What needs to be done: Copy all the lines of the data that include the word "dolor".
Provided data section start
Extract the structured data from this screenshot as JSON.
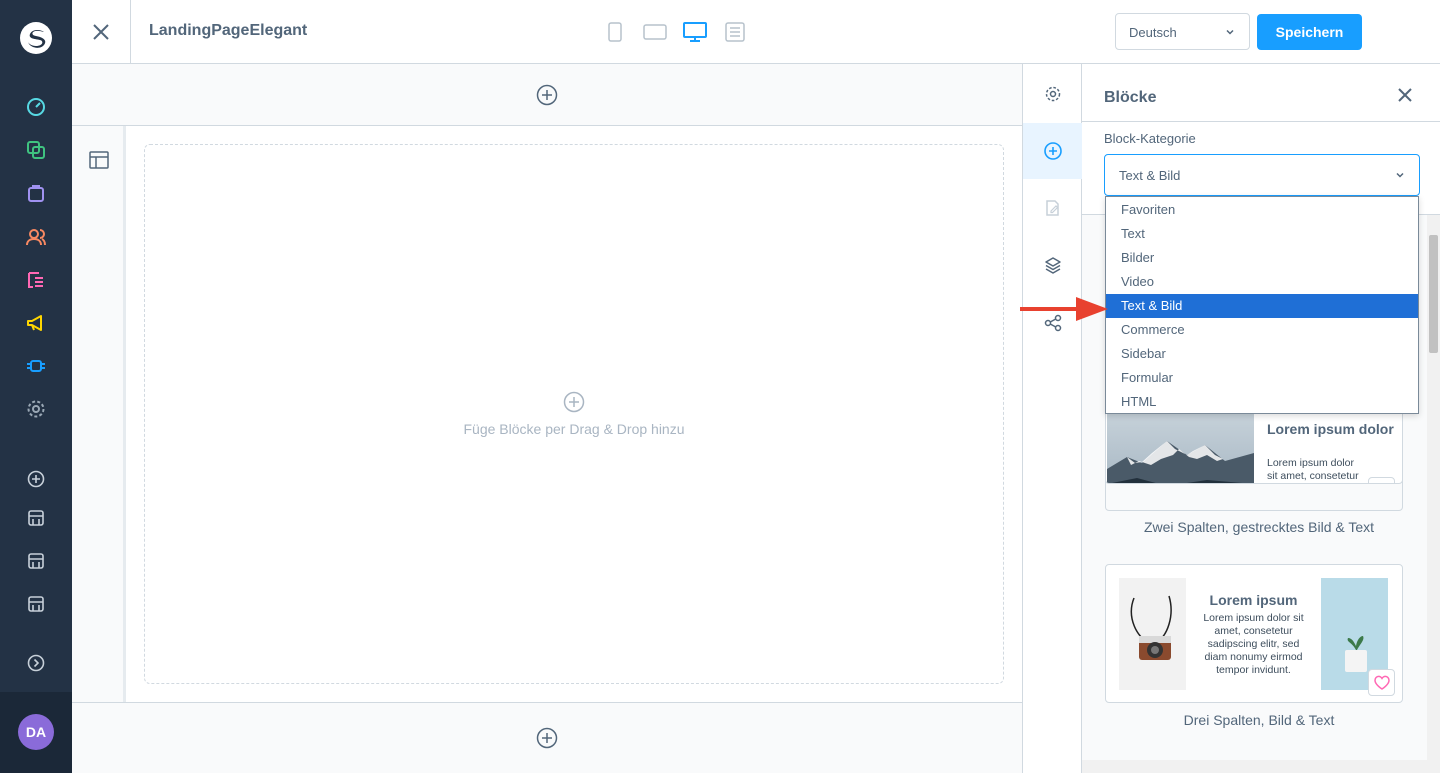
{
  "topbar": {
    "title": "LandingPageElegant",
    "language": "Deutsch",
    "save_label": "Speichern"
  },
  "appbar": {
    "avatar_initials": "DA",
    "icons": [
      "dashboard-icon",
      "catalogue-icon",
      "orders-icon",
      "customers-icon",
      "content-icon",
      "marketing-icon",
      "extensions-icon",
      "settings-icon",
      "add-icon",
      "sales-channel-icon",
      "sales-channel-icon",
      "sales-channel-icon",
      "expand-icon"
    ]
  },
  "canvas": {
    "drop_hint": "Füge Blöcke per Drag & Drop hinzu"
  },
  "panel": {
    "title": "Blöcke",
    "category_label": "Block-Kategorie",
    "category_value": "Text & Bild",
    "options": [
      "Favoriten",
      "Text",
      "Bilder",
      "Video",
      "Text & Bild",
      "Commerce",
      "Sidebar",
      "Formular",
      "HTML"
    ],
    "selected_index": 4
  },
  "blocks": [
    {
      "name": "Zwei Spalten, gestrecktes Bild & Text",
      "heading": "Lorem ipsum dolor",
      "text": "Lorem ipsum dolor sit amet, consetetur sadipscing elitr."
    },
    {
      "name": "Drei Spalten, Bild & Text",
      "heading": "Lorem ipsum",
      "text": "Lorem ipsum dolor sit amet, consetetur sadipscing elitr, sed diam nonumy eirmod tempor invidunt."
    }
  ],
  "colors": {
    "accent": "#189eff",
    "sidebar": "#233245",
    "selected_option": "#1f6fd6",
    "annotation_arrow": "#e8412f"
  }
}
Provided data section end
Reply to the exercise:
      "heading": "Lorem ipsum dolor",
      "text": "Lorem ipsum dolor sit amet, consetetur sadipscing elitr."
      "text": "Lorem ipsum dolor sit amet, consetetur sadipscing elitr, sed diam nonumy eirmod tempor invidunt."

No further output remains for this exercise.